(Dataset rows for apps and sites)
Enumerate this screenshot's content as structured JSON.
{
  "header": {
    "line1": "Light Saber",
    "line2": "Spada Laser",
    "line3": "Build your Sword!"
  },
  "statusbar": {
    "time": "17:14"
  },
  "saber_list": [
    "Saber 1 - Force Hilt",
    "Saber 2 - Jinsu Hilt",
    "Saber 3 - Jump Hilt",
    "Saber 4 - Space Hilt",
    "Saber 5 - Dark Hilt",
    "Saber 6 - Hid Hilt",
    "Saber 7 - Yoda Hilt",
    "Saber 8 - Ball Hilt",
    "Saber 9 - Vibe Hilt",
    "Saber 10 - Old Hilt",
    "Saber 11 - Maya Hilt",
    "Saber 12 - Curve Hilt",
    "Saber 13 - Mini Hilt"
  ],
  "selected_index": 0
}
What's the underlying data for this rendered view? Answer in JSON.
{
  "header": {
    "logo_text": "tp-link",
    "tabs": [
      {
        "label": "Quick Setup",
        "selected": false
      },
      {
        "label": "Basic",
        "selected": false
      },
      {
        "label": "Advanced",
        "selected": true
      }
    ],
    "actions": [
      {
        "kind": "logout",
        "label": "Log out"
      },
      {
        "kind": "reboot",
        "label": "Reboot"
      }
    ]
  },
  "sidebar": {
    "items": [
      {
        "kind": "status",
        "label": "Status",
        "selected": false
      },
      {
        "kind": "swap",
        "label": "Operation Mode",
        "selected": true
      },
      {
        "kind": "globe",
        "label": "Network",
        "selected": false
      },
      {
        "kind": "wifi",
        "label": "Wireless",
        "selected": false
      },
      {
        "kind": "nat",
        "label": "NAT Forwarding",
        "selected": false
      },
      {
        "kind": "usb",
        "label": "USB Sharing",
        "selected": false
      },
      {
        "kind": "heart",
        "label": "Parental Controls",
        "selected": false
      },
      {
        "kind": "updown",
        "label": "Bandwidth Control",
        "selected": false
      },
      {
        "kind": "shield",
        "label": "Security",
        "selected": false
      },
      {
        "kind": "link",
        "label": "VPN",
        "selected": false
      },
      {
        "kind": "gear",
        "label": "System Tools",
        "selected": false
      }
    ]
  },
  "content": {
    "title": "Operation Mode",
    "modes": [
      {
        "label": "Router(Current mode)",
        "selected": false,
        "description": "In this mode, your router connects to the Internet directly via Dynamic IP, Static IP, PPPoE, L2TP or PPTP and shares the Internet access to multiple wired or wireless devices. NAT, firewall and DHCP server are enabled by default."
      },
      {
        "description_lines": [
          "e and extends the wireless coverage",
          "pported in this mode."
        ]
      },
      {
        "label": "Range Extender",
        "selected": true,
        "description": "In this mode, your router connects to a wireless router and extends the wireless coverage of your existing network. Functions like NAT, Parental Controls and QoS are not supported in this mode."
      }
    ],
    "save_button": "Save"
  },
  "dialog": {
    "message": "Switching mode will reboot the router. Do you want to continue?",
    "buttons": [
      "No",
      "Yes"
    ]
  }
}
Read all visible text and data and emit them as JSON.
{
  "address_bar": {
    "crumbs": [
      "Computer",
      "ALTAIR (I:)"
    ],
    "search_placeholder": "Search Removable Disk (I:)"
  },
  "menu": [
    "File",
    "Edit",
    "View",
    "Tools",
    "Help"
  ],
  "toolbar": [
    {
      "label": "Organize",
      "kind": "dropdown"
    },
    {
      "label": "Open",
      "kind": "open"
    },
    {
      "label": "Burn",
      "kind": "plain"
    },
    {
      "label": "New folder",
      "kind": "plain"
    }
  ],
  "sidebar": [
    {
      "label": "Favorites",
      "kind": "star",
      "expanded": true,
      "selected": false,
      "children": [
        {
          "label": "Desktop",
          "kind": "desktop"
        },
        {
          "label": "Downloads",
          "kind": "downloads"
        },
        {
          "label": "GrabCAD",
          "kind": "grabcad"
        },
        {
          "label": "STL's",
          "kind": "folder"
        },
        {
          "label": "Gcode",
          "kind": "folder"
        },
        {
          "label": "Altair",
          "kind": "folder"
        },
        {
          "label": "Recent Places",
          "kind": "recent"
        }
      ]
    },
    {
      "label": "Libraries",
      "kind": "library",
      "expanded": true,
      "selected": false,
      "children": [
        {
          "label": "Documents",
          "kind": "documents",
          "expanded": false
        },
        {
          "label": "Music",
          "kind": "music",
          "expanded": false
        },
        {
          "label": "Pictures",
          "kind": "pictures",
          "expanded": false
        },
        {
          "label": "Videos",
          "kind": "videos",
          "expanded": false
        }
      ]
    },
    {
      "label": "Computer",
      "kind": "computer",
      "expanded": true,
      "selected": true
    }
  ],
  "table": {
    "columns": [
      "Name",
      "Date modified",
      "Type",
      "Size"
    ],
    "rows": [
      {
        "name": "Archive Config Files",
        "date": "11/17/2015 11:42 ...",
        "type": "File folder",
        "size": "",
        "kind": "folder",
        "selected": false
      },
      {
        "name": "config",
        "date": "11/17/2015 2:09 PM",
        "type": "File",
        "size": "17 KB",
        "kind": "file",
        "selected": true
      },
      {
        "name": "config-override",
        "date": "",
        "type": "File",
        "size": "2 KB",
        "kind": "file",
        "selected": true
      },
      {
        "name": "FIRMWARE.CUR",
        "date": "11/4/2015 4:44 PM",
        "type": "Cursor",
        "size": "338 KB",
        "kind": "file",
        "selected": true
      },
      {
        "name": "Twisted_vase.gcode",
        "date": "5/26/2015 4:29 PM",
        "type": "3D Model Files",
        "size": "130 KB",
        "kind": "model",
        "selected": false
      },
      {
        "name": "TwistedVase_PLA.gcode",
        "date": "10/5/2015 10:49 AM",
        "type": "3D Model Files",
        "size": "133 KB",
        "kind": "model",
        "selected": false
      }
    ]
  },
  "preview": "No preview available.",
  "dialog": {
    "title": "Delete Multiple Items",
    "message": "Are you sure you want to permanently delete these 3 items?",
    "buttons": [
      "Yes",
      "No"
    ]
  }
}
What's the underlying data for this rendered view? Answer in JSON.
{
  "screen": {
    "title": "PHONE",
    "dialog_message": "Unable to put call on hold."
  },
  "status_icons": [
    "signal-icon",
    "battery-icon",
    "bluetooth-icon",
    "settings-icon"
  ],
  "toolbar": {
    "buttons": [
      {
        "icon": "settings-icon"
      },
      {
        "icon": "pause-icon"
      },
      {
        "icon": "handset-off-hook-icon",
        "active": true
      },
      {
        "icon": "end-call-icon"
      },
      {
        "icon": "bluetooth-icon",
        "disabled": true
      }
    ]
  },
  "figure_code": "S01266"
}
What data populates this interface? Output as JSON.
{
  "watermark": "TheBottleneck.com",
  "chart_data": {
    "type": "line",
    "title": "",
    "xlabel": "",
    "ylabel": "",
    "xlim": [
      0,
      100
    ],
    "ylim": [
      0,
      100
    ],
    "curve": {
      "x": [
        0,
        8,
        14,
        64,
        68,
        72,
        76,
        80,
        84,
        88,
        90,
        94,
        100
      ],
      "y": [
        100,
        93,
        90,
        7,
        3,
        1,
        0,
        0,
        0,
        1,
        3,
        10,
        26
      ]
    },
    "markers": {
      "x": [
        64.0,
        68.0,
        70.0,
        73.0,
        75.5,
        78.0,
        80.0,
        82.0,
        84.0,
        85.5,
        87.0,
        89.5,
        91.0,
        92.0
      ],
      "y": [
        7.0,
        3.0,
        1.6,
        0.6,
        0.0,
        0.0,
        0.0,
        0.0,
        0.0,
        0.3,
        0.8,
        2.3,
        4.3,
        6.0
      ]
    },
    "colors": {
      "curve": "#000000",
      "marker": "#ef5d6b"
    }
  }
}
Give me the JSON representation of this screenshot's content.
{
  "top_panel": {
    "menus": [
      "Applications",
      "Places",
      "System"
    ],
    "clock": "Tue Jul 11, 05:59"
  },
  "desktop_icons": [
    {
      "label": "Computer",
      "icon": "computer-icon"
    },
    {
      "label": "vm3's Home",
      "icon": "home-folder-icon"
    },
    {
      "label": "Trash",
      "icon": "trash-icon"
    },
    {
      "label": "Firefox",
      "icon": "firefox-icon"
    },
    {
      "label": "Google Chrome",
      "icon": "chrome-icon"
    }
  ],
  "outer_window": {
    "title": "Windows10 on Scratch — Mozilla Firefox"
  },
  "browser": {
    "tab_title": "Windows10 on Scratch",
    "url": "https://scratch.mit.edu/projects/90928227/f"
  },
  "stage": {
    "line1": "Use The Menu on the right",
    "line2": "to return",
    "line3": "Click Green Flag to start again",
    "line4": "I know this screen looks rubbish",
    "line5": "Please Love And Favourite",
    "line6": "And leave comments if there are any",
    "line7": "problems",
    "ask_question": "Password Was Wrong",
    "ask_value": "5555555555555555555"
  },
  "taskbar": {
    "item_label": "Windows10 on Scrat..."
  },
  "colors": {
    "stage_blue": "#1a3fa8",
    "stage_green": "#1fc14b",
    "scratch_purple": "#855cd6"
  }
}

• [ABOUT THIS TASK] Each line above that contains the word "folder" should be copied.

• [EXPECTED ANSWER]
      "label": "New folder",
          "kind": "folder"
          "kind": "folder"
          "kind": "folder"
        "type": "File folder",
        "kind": "folder",
      "icon": "home-folder-icon"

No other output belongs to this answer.